The son at the center of the U.K.’s largest divorce lost a London court ruling over his role in hiding assets from his mother with a judge calling him “a dishonest individual who will do anything to assist his father.”
Temur Akhmedov worked with his billionaire father, Farkhad Akhmedov, to do “all he could” to stop his mother from obtaining a 450 million-pound ($627 million) court-approved divorce payout, Judge Gwynneth Knowles said in a ruling Wednesday. The judge ruled Temur should pay his mother more than $100 million.
The trial attracted scrutiny after Temur revealed he’d lost more than $50 million day trading while a college student. He’d argued that far from hiding his father’s money from his mother, he’d instead lost some of it with bad trades.
“Temur has learned well from his father’s past conduct and has done and said all he could to prevent his mother receiving a penny of the matrimonial assets,” the judge said.

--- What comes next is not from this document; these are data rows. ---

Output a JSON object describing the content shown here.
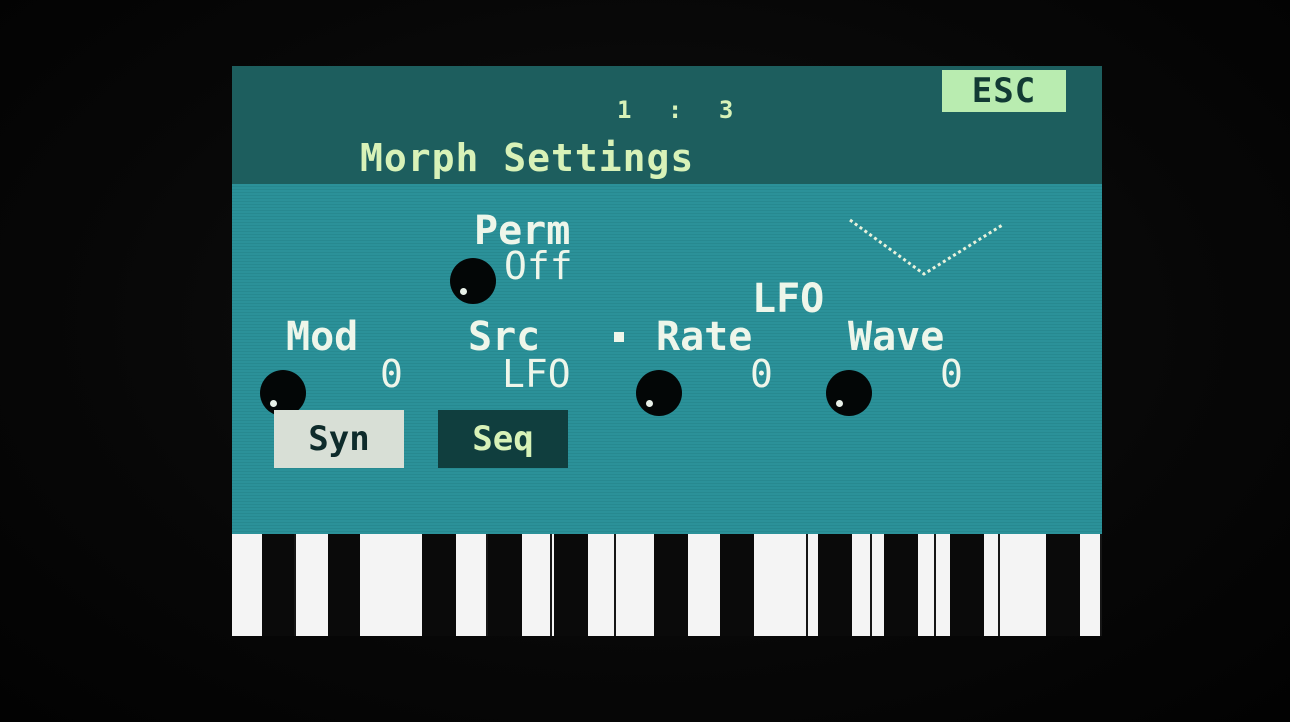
{
  "header": {
    "position_left": "1",
    "position_sep": ":",
    "position_right": "3",
    "esc_label": "ESC",
    "title": "Morph Settings"
  },
  "params": {
    "perm": {
      "label": "Perm",
      "value": "Off"
    },
    "mod": {
      "label": "Mod",
      "value": "0"
    },
    "src": {
      "label": "Src",
      "value": "LFO"
    },
    "lfo_heading": "LFO",
    "rate": {
      "label": "Rate",
      "value": "0"
    },
    "wave": {
      "label": "Wave",
      "value": "0"
    }
  },
  "softkeys": {
    "syn": "Syn",
    "seq": "Seq"
  },
  "colors": {
    "screen_bg": "#2a8f96",
    "header_bg": "#1d5e5e",
    "text": "#d8f2b8",
    "esc_bg": "#b9ecb0"
  }
}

Temur’s mother, Tatiana Akhmedova, wants the keys to a luxury apartment overlooking London’s Hyde Park in a bid to recover some of the cash.
Azerbaijan-born Farkhad made much of his wealth from the sale of his stake in a Russian gas producer in November 2012 for $1.4 billion. But the oligarch has refused to make any divorce payments, leaving Tatiana, backed by litigation funder Burford Capital Ltd., to pursue cases in at least six countries.
“Entirely predictably, given its original wrong and misguided judgment, the London court has ruled in favor of visiting ‘the sins’ of the father on an innocent and loyal son,” Farkhad said in a statement.
The fight has led to Tatiana’s so-far unsuccessful legal attempts to seize a 115-meter (377-foot) superyacht once owned by Roman Abramovich that is currently in Dubai, and a collection of modern art worth more than $140 million in a secure storage facility in Liechtenstein known as the “Treasure House.”
Farkhad moved to Russia after the initial divorce order in 2016. But by getting an English ruling against Temur, a U.K. resident, it’ll be easier for his mother to obtain his local assets.
At the trial last year, Temur said his father made his own decisions. He said his mother’s choice to draw him into the litigation has been “tremendously upsetting and in many ways quite frightening.”
He said in a statement that while he disagreed with the ruling, “he would consider it a price worth paying for should it lead to a reasonable settlement between the parents he both loves.”
Tatiana said during the trial that her relationship with her eldest son “is now very strained.” She said she felt she had no choice but to sue him.
“I always knew that my strength would prevail through the smoke and mirrors as presented by Farkhad and his circus of illusionists,” Tatiana said in a statement after the ruling.
Temur said at the trial that he’d had some initial success trading stocks, only to hit a losing streak while studying at the London School of Economics. When he tried to make back the money, “convinced this loss was just bad luck,” he increased his risk exposure and lost everything, he explained in court.
The judge rejected Temur’s explanation that his mother knew about his trading, saying the transfer of millions of dollars from his father’s account was in fact designed to put it out of her reach. That he’d then racked up losses was beside the point, she said.
“All happy families are alike, each unhappy family is unhappy in its own way,” Knowles said in her judgment. “With apologies to Tolstoy, the Akhmedov family is one of the unhappiest ever to have appeared in my courtroom.”